- **GIVEN RECORDS**:
- - - - -

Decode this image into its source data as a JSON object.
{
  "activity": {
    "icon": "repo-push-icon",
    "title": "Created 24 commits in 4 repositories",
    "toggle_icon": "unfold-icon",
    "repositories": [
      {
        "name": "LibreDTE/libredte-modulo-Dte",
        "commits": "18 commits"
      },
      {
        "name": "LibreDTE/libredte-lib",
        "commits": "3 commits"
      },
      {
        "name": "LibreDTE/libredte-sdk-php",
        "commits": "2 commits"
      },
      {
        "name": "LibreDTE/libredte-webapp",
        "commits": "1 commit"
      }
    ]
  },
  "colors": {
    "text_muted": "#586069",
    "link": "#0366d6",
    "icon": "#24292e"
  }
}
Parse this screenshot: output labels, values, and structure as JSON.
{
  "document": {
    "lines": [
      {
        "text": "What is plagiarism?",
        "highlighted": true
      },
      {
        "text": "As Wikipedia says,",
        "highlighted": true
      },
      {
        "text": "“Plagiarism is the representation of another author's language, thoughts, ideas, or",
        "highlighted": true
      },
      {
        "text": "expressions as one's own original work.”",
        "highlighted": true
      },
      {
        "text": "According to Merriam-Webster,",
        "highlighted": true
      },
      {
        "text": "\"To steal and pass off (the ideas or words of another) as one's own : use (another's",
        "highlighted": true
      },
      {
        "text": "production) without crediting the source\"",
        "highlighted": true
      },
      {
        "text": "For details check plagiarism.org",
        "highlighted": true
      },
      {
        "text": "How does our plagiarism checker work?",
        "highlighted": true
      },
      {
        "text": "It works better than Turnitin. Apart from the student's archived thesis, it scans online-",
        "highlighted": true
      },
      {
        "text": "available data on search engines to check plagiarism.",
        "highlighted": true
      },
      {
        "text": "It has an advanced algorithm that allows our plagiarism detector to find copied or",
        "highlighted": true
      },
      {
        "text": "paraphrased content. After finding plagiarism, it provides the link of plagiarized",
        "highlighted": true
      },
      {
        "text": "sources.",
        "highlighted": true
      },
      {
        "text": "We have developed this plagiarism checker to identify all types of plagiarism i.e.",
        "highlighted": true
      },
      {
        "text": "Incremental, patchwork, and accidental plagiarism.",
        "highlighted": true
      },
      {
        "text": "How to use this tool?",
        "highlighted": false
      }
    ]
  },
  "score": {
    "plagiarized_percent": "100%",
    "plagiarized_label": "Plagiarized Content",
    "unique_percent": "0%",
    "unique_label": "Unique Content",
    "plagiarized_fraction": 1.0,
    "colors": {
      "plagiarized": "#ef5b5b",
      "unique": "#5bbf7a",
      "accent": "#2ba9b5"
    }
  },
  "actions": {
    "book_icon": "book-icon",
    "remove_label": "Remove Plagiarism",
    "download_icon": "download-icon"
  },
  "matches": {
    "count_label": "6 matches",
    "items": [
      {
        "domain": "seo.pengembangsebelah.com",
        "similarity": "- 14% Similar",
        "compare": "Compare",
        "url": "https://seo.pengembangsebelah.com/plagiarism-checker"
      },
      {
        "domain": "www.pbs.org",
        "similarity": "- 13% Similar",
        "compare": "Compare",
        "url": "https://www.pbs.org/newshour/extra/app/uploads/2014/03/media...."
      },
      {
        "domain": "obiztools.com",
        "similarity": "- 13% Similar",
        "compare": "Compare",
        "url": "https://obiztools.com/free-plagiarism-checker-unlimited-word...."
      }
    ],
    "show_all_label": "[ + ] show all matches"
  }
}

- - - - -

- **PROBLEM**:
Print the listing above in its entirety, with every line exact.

- **EXERCISE SOLUTION**:
Decode this image into its source data as a JSON object.
{
  "activity": {
    "icon": "repo-push-icon",
    "title": "Created 24 commits in 4 repositories",
    "toggle_icon": "unfold-icon",
    "repositories": [
      {
        "name": "LibreDTE/libredte-modulo-Dte",
        "commits": "18 commits"
      },
      {
        "name": "LibreDTE/libredte-lib",
        "commits": "3 commits"
      },
      {
        "name": "LibreDTE/libredte-sdk-php",
        "commits": "2 commits"
      },
      {
        "name": "LibreDTE/libredte-webapp",
        "commits": "1 commit"
      }
    ]
  },
  "colors": {
    "text_muted": "#586069",
    "link": "#0366d6",
    "icon": "#24292e"
  }
}
Parse this screenshot: output labels, values, and structure as JSON.
{
  "document": {
    "lines": [
      {
        "text": "What is plagiarism?",
        "highlighted": true
      },
      {
        "text": "As Wikipedia says,",
        "highlighted": true
      },
      {
        "text": "“Plagiarism is the representation of another author's language, thoughts, ideas, or",
        "highlighted": true
      },
      {
        "text": "expressions as one's own original work.”",
        "highlighted": true
      },
      {
        "text": "According to Merriam-Webster,",
        "highlighted": true
      },
      {
        "text": "\"To steal and pass off (the ideas or words of another) as one's own : use (another's",
        "highlighted": true
      },
      {
        "text": "production) without crediting the source\"",
        "highlighted": true
      },
      {
        "text": "For details check plagiarism.org",
        "highlighted": true
      },
      {
        "text": "How does our plagiarism checker work?",
        "highlighted": true
      },
      {
        "text": "It works better than Turnitin. Apart from the student's archived thesis, it scans online-",
        "highlighted": true
      },
      {
        "text": "available data on search engines to check plagiarism.",
        "highlighted": true
      },
      {
        "text": "It has an advanced algorithm that allows our plagiarism detector to find copied or",
        "highlighted": true
      },
      {
        "text": "paraphrased content. After finding plagiarism, it provides the link of plagiarized",
        "highlighted": true
      },
      {
        "text": "sources.",
        "highlighted": true
      },
      {
        "text": "We have developed this plagiarism checker to identify all types of plagiarism i.e.",
        "highlighted": true
      },
      {
        "text": "Incremental, patchwork, and accidental plagiarism.",
        "highlighted": true
      },
      {
        "text": "How to use this tool?",
        "highlighted": false
      }
    ]
  },
  "score": {
    "plagiarized_percent": "100%",
    "plagiarized_label": "Plagiarized Content",
    "unique_percent": "0%",
    "unique_label": "Unique Content",
    "plagiarized_fraction": 1.0,
    "colors": {
      "plagiarized": "#ef5b5b",
      "unique": "#5bbf7a",
      "accent": "#2ba9b5"
    }
  },
  "actions": {
    "book_icon": "book-icon",
    "remove_label": "Remove Plagiarism",
    "download_icon": "download-icon"
  },
  "matches": {
    "count_label": "6 matches",
    "items": [
      {
        "domain": "seo.pengembangsebelah.com",
        "similarity": "- 14% Similar",
        "compare": "Compare",
        "url": "https://seo.pengembangsebelah.com/plagiarism-checker"
      },
      {
        "domain": "www.pbs.org",
        "similarity": "- 13% Similar",
        "compare": "Compare",
        "url": "https://www.pbs.org/newshour/extra/app/uploads/2014/03/media...."
      },
      {
        "domain": "obiztools.com",
        "similarity": "- 13% Similar",
        "compare": "Compare",
        "url": "https://obiztools.com/free-plagiarism-checker-unlimited-word...."
      }
    ],
    "show_all_label": "[ + ] show all matches"
  }
}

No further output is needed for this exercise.